═══ Records provided ═══

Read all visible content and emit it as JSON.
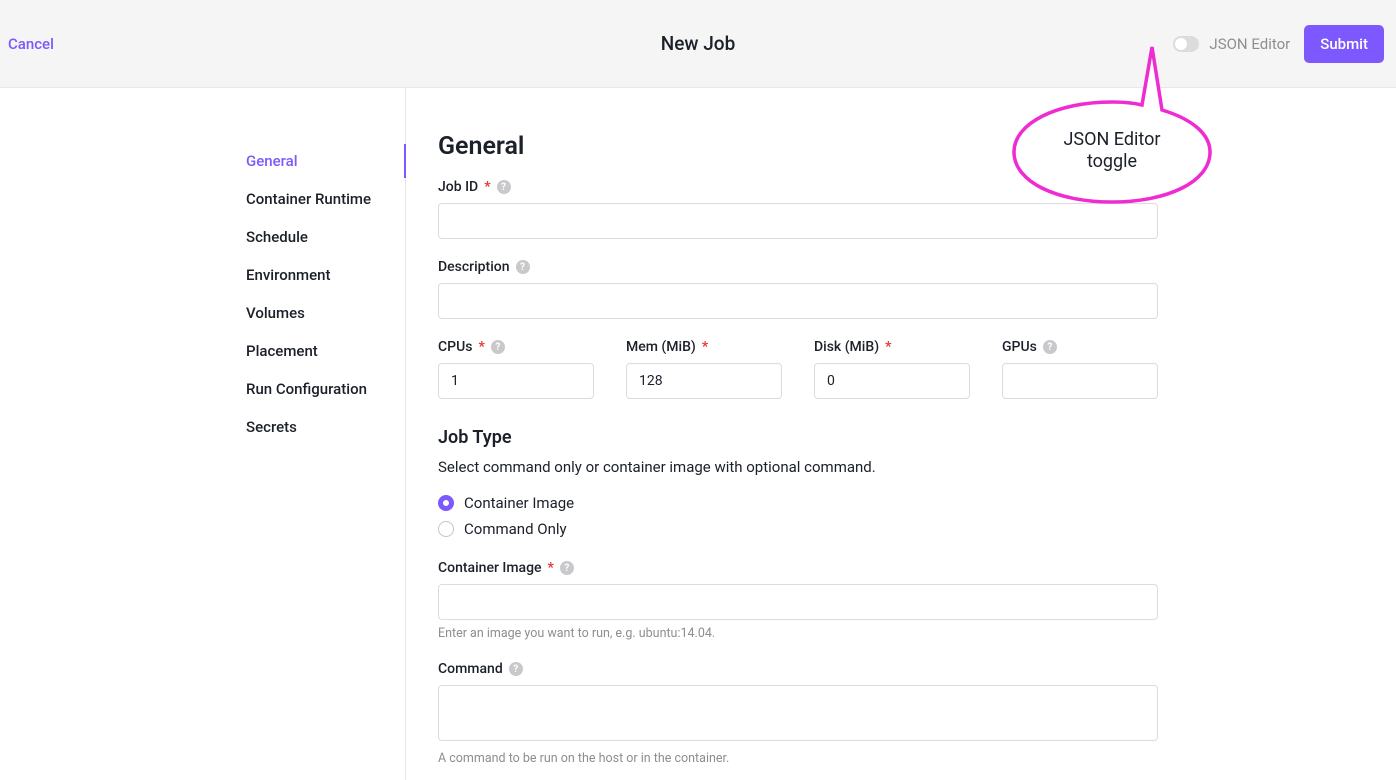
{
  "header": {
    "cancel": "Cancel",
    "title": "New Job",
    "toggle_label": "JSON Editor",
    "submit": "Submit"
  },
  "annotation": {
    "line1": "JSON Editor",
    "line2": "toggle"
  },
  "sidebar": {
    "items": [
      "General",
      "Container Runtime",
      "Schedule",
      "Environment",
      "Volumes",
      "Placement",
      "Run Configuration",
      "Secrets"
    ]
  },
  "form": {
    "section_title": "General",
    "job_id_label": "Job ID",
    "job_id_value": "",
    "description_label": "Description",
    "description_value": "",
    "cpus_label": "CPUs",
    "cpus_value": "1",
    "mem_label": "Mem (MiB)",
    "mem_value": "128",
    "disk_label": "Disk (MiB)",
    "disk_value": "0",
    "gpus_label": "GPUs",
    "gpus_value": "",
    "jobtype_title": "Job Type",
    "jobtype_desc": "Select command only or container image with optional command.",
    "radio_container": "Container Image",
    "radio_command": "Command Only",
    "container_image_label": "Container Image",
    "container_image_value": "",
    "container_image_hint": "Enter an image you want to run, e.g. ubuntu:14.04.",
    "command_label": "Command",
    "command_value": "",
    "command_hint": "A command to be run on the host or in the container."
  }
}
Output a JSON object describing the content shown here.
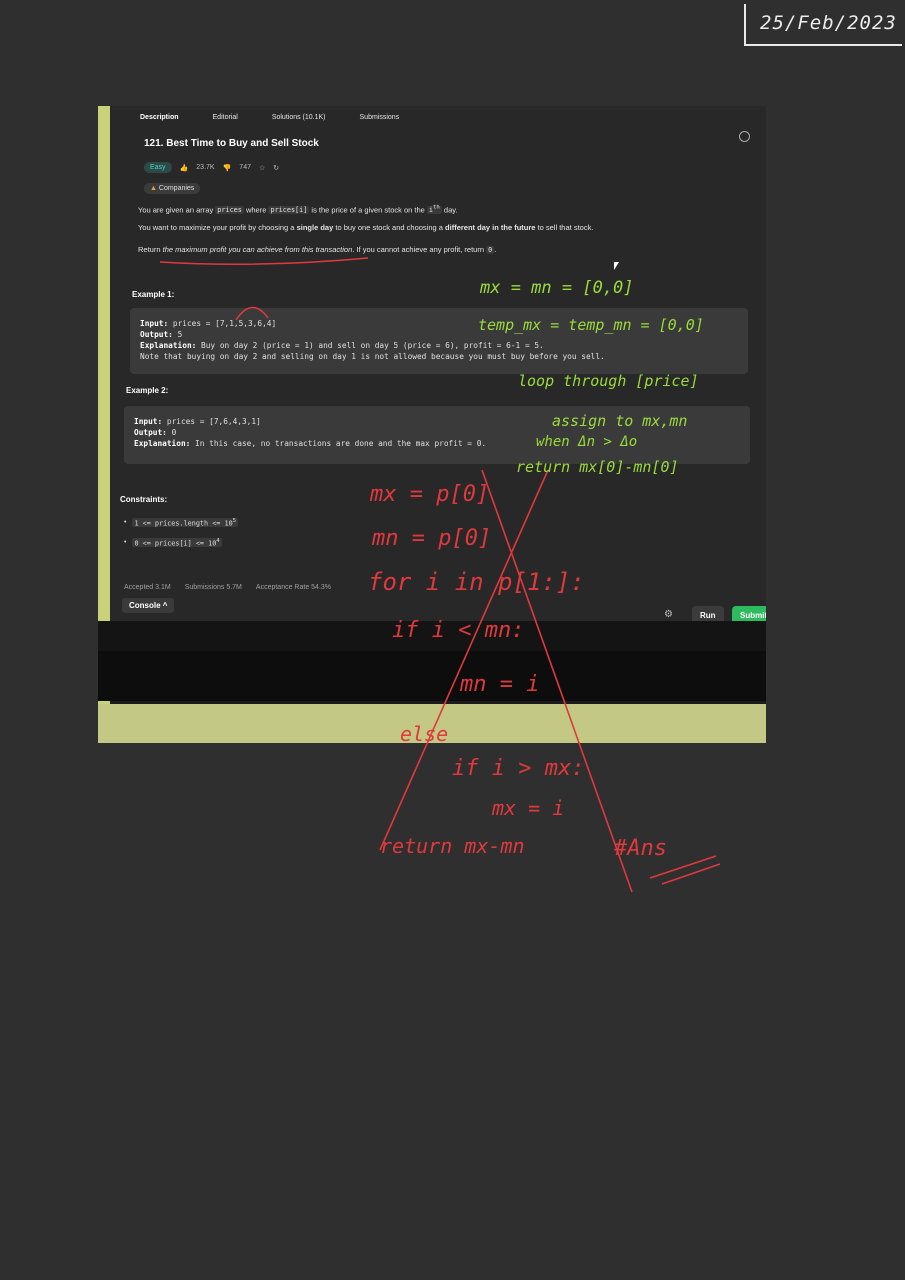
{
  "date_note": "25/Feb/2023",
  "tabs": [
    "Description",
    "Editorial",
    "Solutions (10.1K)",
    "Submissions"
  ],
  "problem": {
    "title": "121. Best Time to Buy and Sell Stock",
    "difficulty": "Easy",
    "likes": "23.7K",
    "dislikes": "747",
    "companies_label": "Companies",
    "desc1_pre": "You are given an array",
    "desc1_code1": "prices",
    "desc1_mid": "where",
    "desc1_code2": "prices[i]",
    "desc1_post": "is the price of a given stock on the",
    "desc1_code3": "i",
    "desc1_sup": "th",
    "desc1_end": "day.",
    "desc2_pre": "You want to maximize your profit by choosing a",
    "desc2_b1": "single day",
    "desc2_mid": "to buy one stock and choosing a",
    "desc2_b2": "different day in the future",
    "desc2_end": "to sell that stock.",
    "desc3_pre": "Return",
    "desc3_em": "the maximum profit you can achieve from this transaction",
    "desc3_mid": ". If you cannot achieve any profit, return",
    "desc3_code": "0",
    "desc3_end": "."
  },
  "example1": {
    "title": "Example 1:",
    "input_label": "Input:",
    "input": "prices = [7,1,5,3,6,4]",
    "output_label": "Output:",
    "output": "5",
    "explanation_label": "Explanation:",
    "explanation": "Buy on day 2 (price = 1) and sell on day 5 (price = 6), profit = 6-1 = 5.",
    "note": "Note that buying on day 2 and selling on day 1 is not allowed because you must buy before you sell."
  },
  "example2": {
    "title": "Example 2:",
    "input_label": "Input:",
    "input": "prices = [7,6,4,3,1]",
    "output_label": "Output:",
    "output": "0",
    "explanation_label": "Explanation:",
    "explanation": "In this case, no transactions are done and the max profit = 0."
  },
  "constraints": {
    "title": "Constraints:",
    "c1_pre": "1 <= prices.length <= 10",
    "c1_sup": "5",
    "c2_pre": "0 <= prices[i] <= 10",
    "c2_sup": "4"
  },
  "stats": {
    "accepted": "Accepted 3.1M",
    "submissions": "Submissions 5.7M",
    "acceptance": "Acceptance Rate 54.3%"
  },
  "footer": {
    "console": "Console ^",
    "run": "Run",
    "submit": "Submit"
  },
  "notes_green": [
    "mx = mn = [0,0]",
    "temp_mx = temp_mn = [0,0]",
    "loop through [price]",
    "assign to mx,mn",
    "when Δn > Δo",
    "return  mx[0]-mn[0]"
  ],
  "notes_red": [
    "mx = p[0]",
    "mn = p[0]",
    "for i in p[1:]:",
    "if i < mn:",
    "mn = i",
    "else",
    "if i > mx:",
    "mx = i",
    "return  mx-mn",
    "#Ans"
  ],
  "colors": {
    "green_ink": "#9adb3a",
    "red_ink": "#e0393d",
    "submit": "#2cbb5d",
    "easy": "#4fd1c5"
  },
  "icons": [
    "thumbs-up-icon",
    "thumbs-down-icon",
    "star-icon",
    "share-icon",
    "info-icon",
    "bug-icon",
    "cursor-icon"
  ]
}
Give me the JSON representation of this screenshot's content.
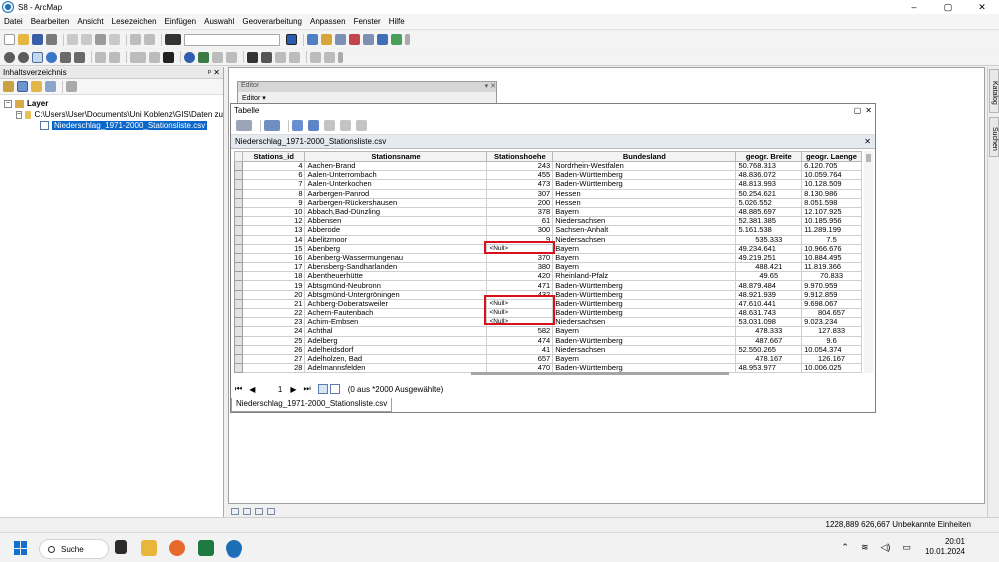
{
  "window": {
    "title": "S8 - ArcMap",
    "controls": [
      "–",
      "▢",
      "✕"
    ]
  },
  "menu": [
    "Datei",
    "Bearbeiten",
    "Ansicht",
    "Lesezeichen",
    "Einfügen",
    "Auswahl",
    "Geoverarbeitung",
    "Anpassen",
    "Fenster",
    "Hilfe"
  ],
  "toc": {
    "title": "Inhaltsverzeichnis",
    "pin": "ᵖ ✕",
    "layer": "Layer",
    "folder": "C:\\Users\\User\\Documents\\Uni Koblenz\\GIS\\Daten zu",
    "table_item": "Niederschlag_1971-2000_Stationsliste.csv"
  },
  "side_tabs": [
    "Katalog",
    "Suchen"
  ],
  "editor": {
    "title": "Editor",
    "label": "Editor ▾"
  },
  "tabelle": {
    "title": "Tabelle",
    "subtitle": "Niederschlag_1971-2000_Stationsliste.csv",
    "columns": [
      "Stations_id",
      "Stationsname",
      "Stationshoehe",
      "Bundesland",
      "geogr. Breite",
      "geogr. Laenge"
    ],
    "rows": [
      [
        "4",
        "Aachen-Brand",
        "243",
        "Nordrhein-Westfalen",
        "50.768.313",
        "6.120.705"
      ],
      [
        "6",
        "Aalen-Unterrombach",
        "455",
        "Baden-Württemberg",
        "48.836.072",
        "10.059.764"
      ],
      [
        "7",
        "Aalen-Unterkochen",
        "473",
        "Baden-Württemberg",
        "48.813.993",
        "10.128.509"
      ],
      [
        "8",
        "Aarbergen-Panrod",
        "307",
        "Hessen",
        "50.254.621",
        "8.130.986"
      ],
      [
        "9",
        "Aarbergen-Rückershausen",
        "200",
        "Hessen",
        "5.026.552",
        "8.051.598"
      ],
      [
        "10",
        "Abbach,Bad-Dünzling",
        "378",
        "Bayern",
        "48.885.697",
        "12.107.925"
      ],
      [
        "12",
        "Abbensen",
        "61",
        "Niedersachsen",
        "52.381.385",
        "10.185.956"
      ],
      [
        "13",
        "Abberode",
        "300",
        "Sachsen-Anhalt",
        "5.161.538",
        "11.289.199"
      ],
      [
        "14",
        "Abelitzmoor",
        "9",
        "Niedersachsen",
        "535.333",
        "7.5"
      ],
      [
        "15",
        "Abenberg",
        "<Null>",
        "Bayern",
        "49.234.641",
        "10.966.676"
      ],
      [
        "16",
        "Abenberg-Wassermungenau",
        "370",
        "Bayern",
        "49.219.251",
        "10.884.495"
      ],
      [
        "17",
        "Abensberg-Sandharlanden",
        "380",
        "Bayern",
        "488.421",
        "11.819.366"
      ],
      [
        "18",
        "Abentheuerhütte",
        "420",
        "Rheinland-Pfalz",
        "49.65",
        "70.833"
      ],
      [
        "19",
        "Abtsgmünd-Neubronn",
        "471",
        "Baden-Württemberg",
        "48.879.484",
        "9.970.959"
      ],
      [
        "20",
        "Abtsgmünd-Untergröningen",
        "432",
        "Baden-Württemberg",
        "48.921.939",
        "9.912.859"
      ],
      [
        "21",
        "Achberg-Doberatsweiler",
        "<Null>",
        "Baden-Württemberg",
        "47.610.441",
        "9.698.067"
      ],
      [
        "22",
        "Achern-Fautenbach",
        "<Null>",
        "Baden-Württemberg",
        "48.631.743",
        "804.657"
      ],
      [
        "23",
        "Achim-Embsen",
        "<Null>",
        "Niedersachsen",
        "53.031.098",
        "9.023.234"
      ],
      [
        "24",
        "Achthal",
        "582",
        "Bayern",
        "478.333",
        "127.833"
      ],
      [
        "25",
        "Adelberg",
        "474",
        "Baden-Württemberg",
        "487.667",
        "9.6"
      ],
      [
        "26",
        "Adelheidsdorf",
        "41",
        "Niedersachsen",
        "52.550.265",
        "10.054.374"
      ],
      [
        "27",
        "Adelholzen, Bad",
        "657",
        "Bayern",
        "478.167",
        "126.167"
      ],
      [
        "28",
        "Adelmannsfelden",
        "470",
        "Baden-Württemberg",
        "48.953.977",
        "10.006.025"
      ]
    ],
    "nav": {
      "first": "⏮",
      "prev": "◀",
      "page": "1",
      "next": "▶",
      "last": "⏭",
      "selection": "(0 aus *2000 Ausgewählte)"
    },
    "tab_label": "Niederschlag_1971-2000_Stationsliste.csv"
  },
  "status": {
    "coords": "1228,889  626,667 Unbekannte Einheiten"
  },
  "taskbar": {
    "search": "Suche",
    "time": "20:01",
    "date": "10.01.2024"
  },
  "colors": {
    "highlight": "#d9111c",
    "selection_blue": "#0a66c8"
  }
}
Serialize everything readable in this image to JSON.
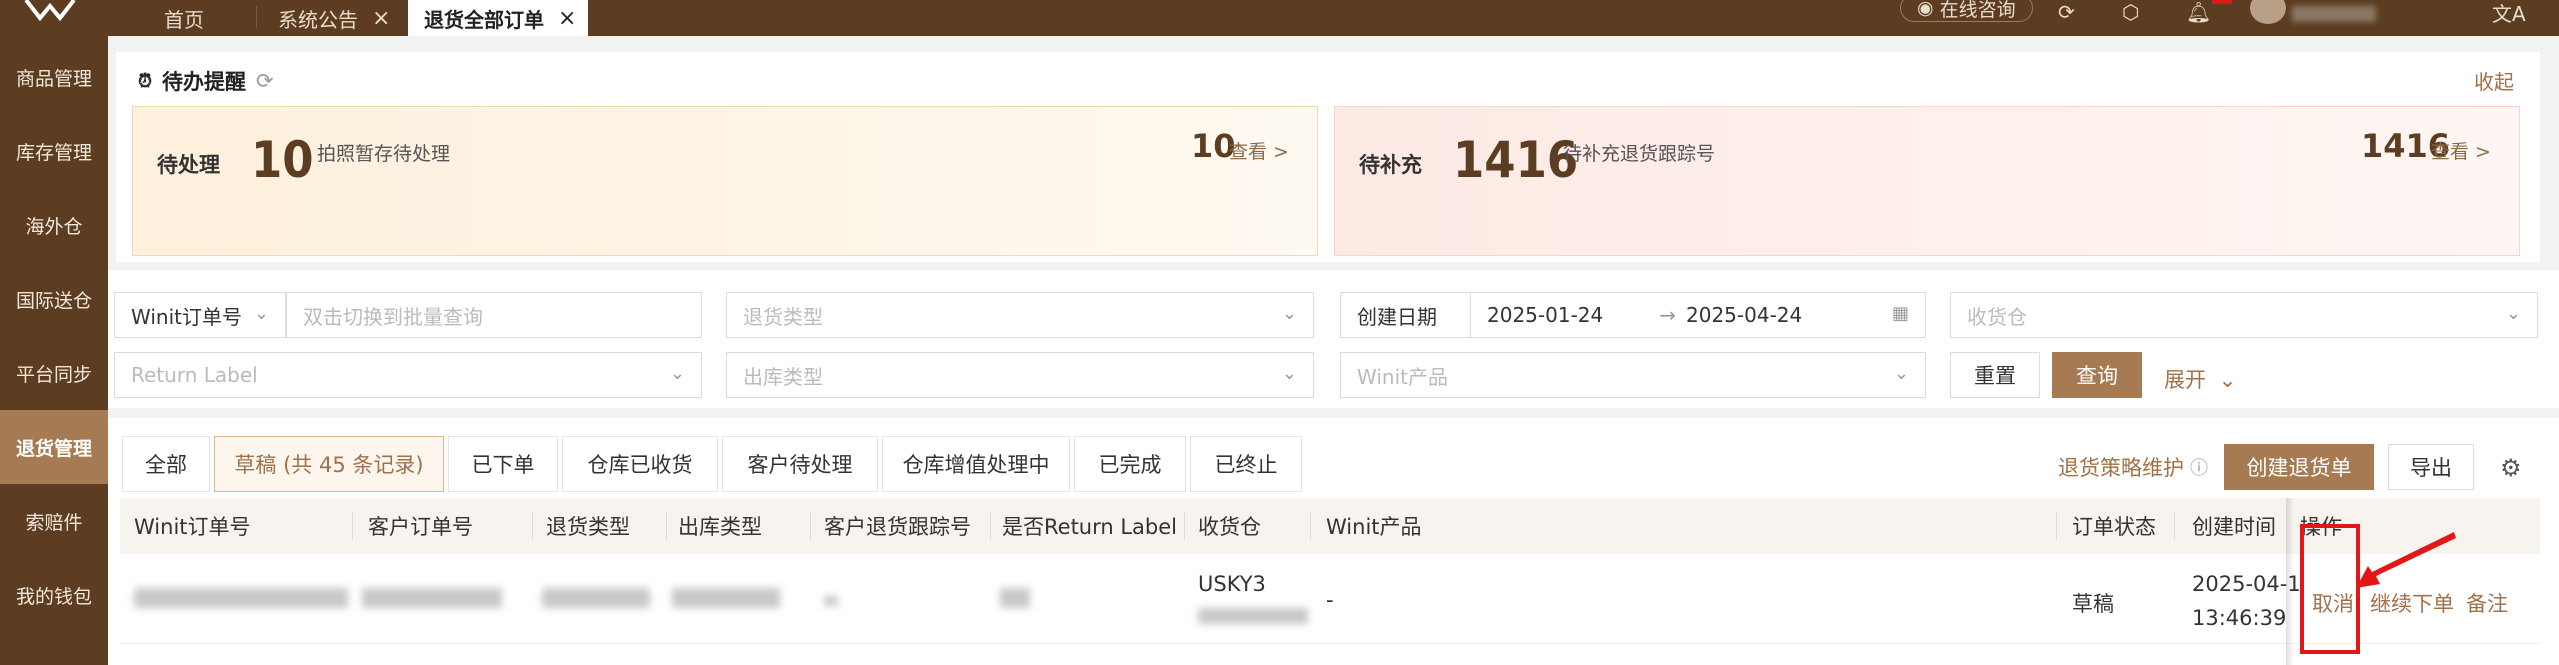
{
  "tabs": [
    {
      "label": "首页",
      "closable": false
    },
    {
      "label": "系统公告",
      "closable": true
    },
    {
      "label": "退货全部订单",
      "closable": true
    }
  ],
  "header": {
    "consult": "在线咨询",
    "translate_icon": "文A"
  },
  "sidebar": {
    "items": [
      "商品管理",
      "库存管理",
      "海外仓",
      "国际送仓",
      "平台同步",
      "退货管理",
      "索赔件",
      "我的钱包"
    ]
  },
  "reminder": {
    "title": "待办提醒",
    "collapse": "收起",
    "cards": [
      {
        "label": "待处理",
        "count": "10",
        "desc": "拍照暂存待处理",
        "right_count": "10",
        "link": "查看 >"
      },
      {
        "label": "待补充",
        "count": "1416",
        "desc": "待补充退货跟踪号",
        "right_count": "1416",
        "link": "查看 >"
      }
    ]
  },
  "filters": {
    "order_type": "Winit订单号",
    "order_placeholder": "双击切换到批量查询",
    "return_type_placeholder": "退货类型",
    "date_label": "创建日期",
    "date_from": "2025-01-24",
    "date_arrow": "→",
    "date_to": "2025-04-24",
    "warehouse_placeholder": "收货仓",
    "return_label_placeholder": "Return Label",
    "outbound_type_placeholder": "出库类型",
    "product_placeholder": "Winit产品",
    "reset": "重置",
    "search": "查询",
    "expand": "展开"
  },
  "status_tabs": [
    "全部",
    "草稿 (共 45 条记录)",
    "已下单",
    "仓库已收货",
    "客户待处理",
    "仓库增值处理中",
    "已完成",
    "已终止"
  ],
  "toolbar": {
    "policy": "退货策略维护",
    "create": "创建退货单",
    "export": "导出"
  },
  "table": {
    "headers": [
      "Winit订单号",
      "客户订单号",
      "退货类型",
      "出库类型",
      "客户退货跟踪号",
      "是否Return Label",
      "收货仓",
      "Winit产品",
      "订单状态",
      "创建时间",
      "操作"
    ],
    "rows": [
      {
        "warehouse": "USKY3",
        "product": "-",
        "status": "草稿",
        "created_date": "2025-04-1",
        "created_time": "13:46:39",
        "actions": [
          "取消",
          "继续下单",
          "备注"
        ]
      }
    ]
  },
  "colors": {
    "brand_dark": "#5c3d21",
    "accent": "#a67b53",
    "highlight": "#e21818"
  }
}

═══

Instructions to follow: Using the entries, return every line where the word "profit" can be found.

Worked solution:
    "desc2_pre": "You want to maximize your profit by choosing a",
    "desc3_em": "the maximum profit you can achieve from this transaction",
    "desc3_mid": ". If you cannot achieve any profit, return",
    "explanation": "Buy on day 2 (price = 1) and sell on day 5 (price = 6), profit = 6-1 = 5.",
    "explanation": "In this case, no transactions are done and the max profit = 0."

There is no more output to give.